Entries from a dataset of interfaces:
::::

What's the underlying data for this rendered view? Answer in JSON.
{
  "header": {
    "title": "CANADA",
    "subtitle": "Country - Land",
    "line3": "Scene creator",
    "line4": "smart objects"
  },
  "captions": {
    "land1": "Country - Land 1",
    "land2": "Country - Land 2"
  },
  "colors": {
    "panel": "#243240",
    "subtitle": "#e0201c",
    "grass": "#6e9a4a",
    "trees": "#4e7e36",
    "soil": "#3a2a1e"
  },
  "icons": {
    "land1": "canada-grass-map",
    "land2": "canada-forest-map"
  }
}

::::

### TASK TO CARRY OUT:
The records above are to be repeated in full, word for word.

### WORKED SOLUTION:
What's the underlying data for this rendered view? Answer in JSON.
{
  "header": {
    "title": "CANADA",
    "subtitle": "Country - Land",
    "line3": "Scene creator",
    "line4": "smart objects"
  },
  "captions": {
    "land1": "Country - Land 1",
    "land2": "Country - Land 2"
  },
  "colors": {
    "panel": "#243240",
    "subtitle": "#e0201c",
    "grass": "#6e9a4a",
    "trees": "#4e7e36",
    "soil": "#3a2a1e"
  },
  "icons": {
    "land1": "canada-grass-map",
    "land2": "canada-forest-map"
  }
}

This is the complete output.